Alegal challenge heard in the European Court of Justice today over a controversial EU-funded research project using artificial intelligence for facial “false detection” aimed at speeding up immigration checks. Transparency lawsuits against the European Union’s research executive agency (REA), which oversees the bloc’s financing programs, in March 2019, Pirate Party Germany’s MEP Patrick Breyer,a civil liberties activist-who refused to disclose documents before successfully suing the commission.
He wants to publish documents related to the ethical evaluation, legal recognition, marketing and results of the project.

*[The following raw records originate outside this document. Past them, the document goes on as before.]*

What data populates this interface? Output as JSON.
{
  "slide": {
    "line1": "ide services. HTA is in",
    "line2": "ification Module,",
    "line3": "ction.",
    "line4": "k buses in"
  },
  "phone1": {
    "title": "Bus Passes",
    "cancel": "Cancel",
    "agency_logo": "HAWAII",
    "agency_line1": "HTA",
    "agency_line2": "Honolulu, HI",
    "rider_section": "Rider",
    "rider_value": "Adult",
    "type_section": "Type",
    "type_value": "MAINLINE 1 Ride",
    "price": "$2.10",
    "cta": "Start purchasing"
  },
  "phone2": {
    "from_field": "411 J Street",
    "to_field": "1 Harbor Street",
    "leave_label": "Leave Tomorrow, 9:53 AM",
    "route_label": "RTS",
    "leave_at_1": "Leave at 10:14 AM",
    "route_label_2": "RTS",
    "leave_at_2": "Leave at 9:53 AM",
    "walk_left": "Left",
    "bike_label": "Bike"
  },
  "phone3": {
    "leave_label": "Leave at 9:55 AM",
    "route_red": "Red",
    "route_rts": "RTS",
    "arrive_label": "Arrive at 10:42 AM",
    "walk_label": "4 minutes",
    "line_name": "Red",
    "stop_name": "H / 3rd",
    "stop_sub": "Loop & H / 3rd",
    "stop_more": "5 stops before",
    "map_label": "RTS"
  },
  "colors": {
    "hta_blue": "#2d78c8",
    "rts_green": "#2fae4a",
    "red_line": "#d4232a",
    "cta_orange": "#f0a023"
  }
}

In addition, expecting a policy that publicly funded research must comply with the EU’s fundamental rights – and in the process help avoid wasting public money on AI “snake oil”. “As the EU continues to develop dangerous surveillance and control technologies, and will also fund future arms research, I expect a landmark ruling that will allow the public to debate funding funded investigations and services for the benefit of the private sector,” said one at the end of today’s hearing, Breaker in statement. “With my transparency case, I want the court to rule once and for all that taxpayers, scientists, the media and members of parliament have the right to information on publicly funded research – especially in the case of pseudoscientific and video lie detectors in Orwell technology, such as iBorderCtrl.”
The court has not yet set a date for a decision on the case, but Breyer said the judges questioned the agency “intensively and critically” for more than an hour – and revealed that documents related to AI technology had not made public but had reviewed by judges. Ethnic traits “contain a lot of information about such questions.
The presiding judge sought to know whether it would be in the interests of the EU research institute to prove it by releasing more information about the controversial iBorderCtrl project.
AI ‘laid detection’
The research in question is controversial because the concept of a true false detector machine remains a science fiction, and the plausible reason: there is no evidence that there is any “universal psychological signal” of deception.
Yet this AI-fuel commercial research and development is a test for creating “false detectors” – in which testers are asked to answer questions posed to them by a virtual Border Guard scanning their webmaster’s facial expressions and what the system wants to identify. Describes it as “biomarkers of deception” in an attempt to score the truth of opinion (yes, really) — scored over €4.5 million/$5.4 million in EU research funding under the bloc’s Horizon 2020 scheme.
The iBorderCtrl project ran from September 2016 to September 2019, with funding scattered across 13 private or non-profit organizations in several member states (including the UK, Poland, Greece and Hungary).
According to a written response to Breaker’s questions challenging the lack of transparency, the commission said the published research reports do not appear to have seen the light of day yet.
Back in 2019, Intercept was able to test the iBorderCtrl system for itself. The video false detector falsely accused his reporter of lying – judging he gave four false answers out of 16, and gave him an overall score of 48, who reported that a police officer evaluated the result saying he should trigger a system suggestion. Did subject to further checks (although the system is operate for real during border testing)?
Intercept said it would have to file a data access request to get a copy of the reporter’s findings – a right established under EU law, citing Ray Bull, a professor of criminal investigations at the University of Derby, who described the iBorderCtrl project as “unbelievable”. Lack of evidence is the right way to measure falsehood.